‘We must become economically emancipated’ – President Granger at 2018 Emancipation celebrations
Georgetown, Guyana – (August 1, 2018) As Guyana, today, commemorated the 180th anniversary of the Abolition of Slavery, President David Granger urged Guyanese to pursue ‘economic emancipation’, which he said will become the gateway, not only to a better quality of life, but to a greater country as a whole. Economic emancipation, he said, is built on four pillars, namely education, employment, enterprise and empowerment.
Kicking off his Emancipation activities at the 8th of May Movement’s ‘Cultural Night’ at the Beterverwagting (BV)/ Quamina Primary School on Tuesday evening, the Head of State said with the upcoming oil and gas sector, it is necessary for persons to take advantage of the opportunities that will be presented. He noted that the former slaves had the vision and fortitude to establish villages and that it is now up to the descendants to ensure that the freedom fought for and won is utilised in a judicious manner.
“Today, all of us have an obligation to bring about what I call ‘economic emancipation’. We have to make poverty history just as we have made enslavement history. We have to build a society… just as our fore parents 180 years ago did. They were uneducated persons but they had a vision of the future. We too must have a vision for the future and where we want BV and Guyana to go. It is towards economic emancipation that we must turn our efforts. Everyday life is changing in Guyana and we must not be left behind,” he said.
In a direct reference to the oil and gas sector, President Granger noted that education played a critical role in the development of villages and continues to be important to the development of all communities and the country. It is a pathway to economic emancipation, he said.
The President, who has been pushing an ‘Every Child in School’ policy since his assumption to office, called on all residents to make that policy their personal responsibility in a cooperative effort to stamp out illiteracy, truancy and delinquency, so that the villages, communities, and, ultimately, the country, can benefit from young, bright minds, which drive the economy forward.
The Head of State noted that the second and third pillars of economic emancipation, employment and enterprise, made former slaves successful at agriculture and farming. Their descendants, he said, have an obligation to make use of the abundant back dams and open opportunities left for them.
“We must not allow our villages to degenerate into mere dormitories. We must think about making our villages free from economic deprivation. We must plan what we are doing. We didn’t buy these villages, we inherited them… We got these things because of the struggle of our ancestors and if you do not make use of what your ancestors gave to you, you will be poor. They did not intend for you to be poor and destitute. They intended that you should never be slaves again… We must understand this. We must not sit on our hands. We must go out there and use our talents. If we go into our farms, workshops and schools, we will be able to build prosperity.
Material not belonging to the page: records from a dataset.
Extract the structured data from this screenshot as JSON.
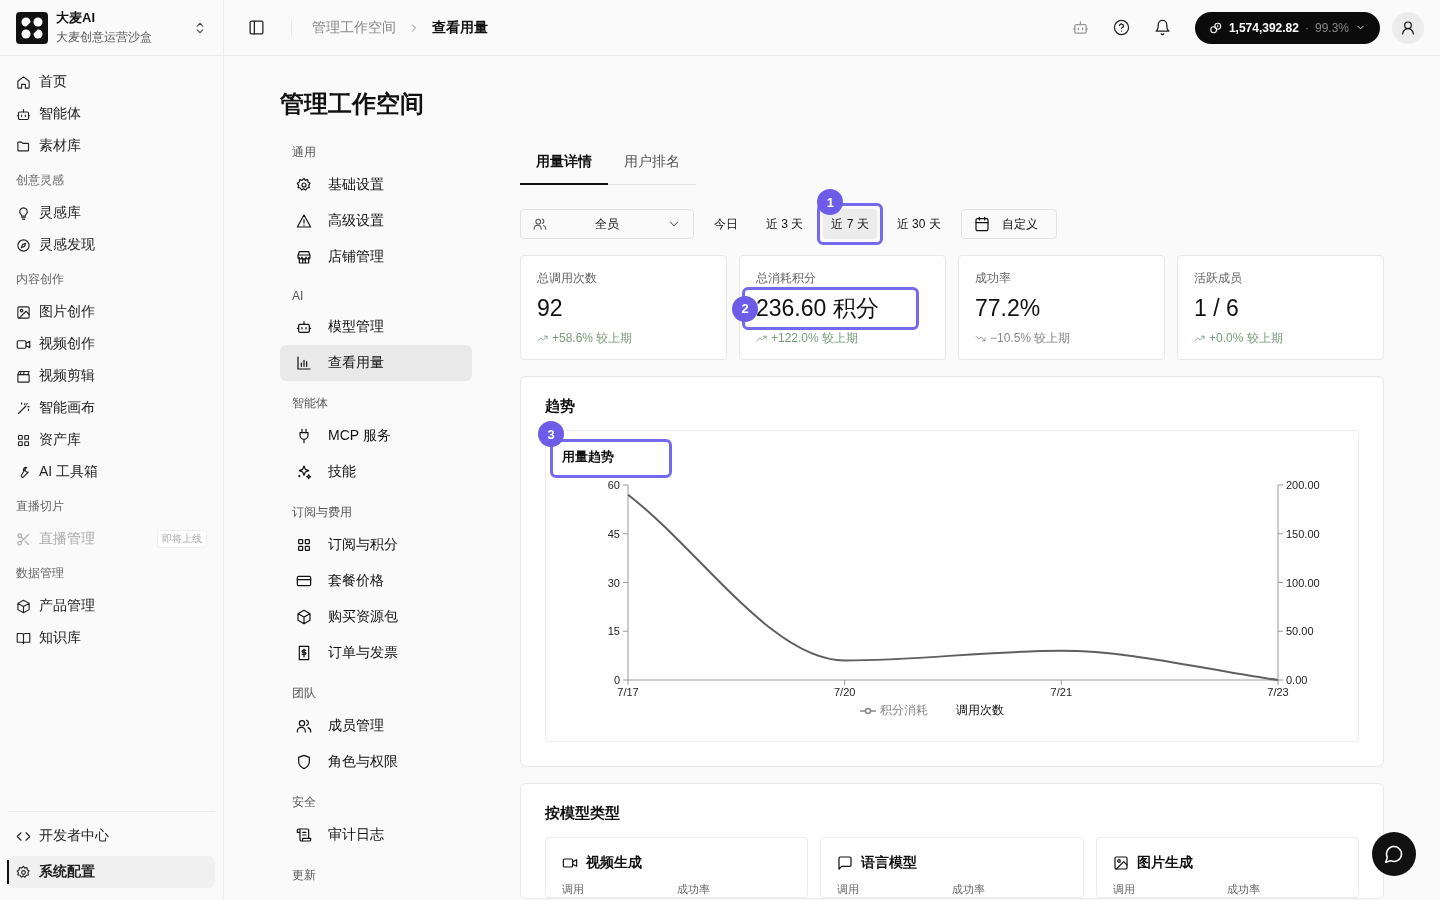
{
  "brand": {
    "name": "大麦AI",
    "subtitle": "大麦创意运营沙盒"
  },
  "breadcrumb": [
    "管理工作空间",
    "查看用量"
  ],
  "header": {
    "balance": "1,574,392.82",
    "separator": "·",
    "rate": "99.3%"
  },
  "sidebar": {
    "groups": [
      {
        "items": [
          {
            "label": "首页",
            "selected": false,
            "disabled": false
          },
          {
            "label": "智能体",
            "selected": false,
            "disabled": false
          },
          {
            "label": "素材库",
            "selected": false,
            "disabled": false
          }
        ]
      },
      {
        "title": "创意灵感",
        "items": [
          {
            "label": "灵感库",
            "selected": false,
            "disabled": false
          },
          {
            "label": "灵感发现",
            "selected": false,
            "disabled": false
          }
        ]
      },
      {
        "title": "内容创作",
        "items": [
          {
            "label": "图片创作",
            "selected": false,
            "disabled": false
          },
          {
            "label": "视频创作",
            "selected": false,
            "disabled": false
          },
          {
            "label": "视频剪辑",
            "selected": false,
            "disabled": false
          },
          {
            "label": "智能画布",
            "selected": false,
            "disabled": false
          },
          {
            "label": "资产库",
            "selected": false,
            "disabled": false
          },
          {
            "label": "AI 工具箱",
            "selected": false,
            "disabled": false
          }
        ]
      },
      {
        "title": "直播切片",
        "items": [
          {
            "label": "直播管理",
            "selected": false,
            "disabled": true,
            "badge": "即将上线"
          }
        ]
      },
      {
        "title": "数据管理",
        "items": [
          {
            "label": "产品管理",
            "selected": false,
            "disabled": false
          },
          {
            "label": "知识库",
            "selected": false,
            "disabled": false
          }
        ]
      }
    ],
    "footer_items": [
      {
        "label": "开发者中心",
        "selected": false
      },
      {
        "label": "系统配置",
        "selected": true
      }
    ]
  },
  "page_title": "管理工作空间",
  "settings_nav": [
    {
      "title": "通用",
      "items": [
        {
          "label": "基础设置",
          "selected": false
        },
        {
          "label": "高级设置",
          "selected": false
        },
        {
          "label": "店铺管理",
          "selected": false
        }
      ]
    },
    {
      "title": "AI",
      "items": [
        {
          "label": "模型管理",
          "selected": false
        },
        {
          "label": "查看用量",
          "selected": true
        }
      ]
    },
    {
      "title": "智能体",
      "items": [
        {
          "label": "MCP 服务",
          "selected": false
        },
        {
          "label": "技能",
          "selected": false
        }
      ]
    },
    {
      "title": "订阅与费用",
      "items": [
        {
          "label": "订阅与积分",
          "selected": false
        },
        {
          "label": "套餐价格",
          "selected": false
        },
        {
          "label": "购买资源包",
          "selected": false
        },
        {
          "label": "订单与发票",
          "selected": false
        }
      ]
    },
    {
      "title": "团队",
      "items": [
        {
          "label": "成员管理",
          "selected": false
        },
        {
          "label": "角色与权限",
          "selected": false
        }
      ]
    },
    {
      "title": "安全",
      "items": [
        {
          "label": "审计日志",
          "selected": false
        }
      ]
    },
    {
      "title": "更新"
    }
  ],
  "tabs": [
    {
      "label": "用量详情",
      "selected": true
    },
    {
      "label": "用户排名",
      "selected": false
    }
  ],
  "filters": {
    "member_select": "全员",
    "periods": [
      {
        "label": "今日",
        "selected": false
      },
      {
        "label": "近 3 天",
        "selected": false
      },
      {
        "label": "近 7 天",
        "selected": true,
        "callout": "1"
      },
      {
        "label": "近 30 天",
        "selected": false
      }
    ],
    "custom": "自定义"
  },
  "stats": [
    {
      "label": "总调用次数",
      "value": "92",
      "change": "+58.6% 较上期",
      "rising": true
    },
    {
      "label": "总消耗积分",
      "value": "236.60 积分",
      "change": "+122.0% 较上期",
      "rising": true,
      "callout": "2"
    },
    {
      "label": "成功率",
      "value": "77.2%",
      "change": "−10.5% 较上期",
      "rising": false
    },
    {
      "label": "活跃成员",
      "value": "1 / 6",
      "change": "+0.0% 较上期",
      "rising": true
    }
  ],
  "trend": {
    "title": "趋势",
    "chart_title": "用量趋势",
    "chart_callout": "3",
    "legend": [
      {
        "label": "积分消耗",
        "active": false
      },
      {
        "label": "调用次数",
        "active": true
      }
    ],
    "chart_data": {
      "type": "line",
      "categories": [
        "7/17",
        "7/20",
        "7/21",
        "7/23"
      ],
      "series": [
        {
          "color": "#5f5f5f",
          "values": [
            57,
            6,
            9,
            0
          ]
        }
      ],
      "ylim": [
        0,
        60
      ],
      "yticks": [
        0,
        15,
        30,
        45,
        60
      ]
    },
    "right_axis_ticks": [
      "200.00",
      "150.00",
      "100.00",
      "50.00",
      "0.00"
    ]
  },
  "model_types": {
    "title": "按模型类型",
    "cards": [
      {
        "name": "视频生成",
        "labels": [
          "调用",
          "成功率"
        ]
      },
      {
        "name": "语言模型",
        "labels": [
          "调用",
          "成功率"
        ]
      },
      {
        "name": "图片生成",
        "labels": [
          "调用",
          "成功率"
        ]
      }
    ]
  }
}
I believe in villages, I believe in Beterverwagting,” President Granger said.
Empowerment, he noted, comes in the form of Local Government Elections (LGEs), which gives the citizens and villagers the power to manage their own communities in their best interests.
Meanwhile, over at No.53/ Union Village, where the Government of Guyana in collaboration with the Berbice Association of African Groups hosted the 2018 Emancipation Day celebrations, the Head of State handed over 25 bicycles for students to attend school. In his address, President Granger noted that 2018 must mark the beginning of the economic emancipation that is to come. He also called on the residents of No.53/ Union Village and other surrounding communities to take up the mantle of continuing to build strong villages, through the upholding of the four historical pillars of success, family, religion, education and gainful means of employment, especially in the area of agriculture.
“The villages are important even to today because the villages are the cradle of the nation. You have to start thinking about the future. The future is bright but if you are not careful, you will lose the advantage. We must continue to strengthen our villages and make them self-reliant. We must educate and empower our own sons and daughters. We must ensure that our children inherit something better than we inherited from our fore parents,” he said.
The President, as is customary, also visited the Glory Light Tabernacle in Plaisance, East Coast Demerara for its annual Emancipation Sunrise Service and Prayer Breakfast. While there, he called on the church to ensure that the community does not forget the people, who made the village a reality and to show the young generation the heights that the village can reach with hard work and commitment.
The President noted that while freed Africans were poor and uneducated, they were rich in their understanding of the need to look after their families. It is primarily for this reason that they pooled their resources and started the Village Movement. Within the first decade after Emancipation, freed Africans purchased 15,000 acres of land at the value of $1M, which they converted into communities. The village of Plaisance, which sits on about 300 acres of land, was purchased by 65 persons for $39,000 in 1842.
The events featured folk songs, drumming and other cultural displays, which were all warmly received by the crowd.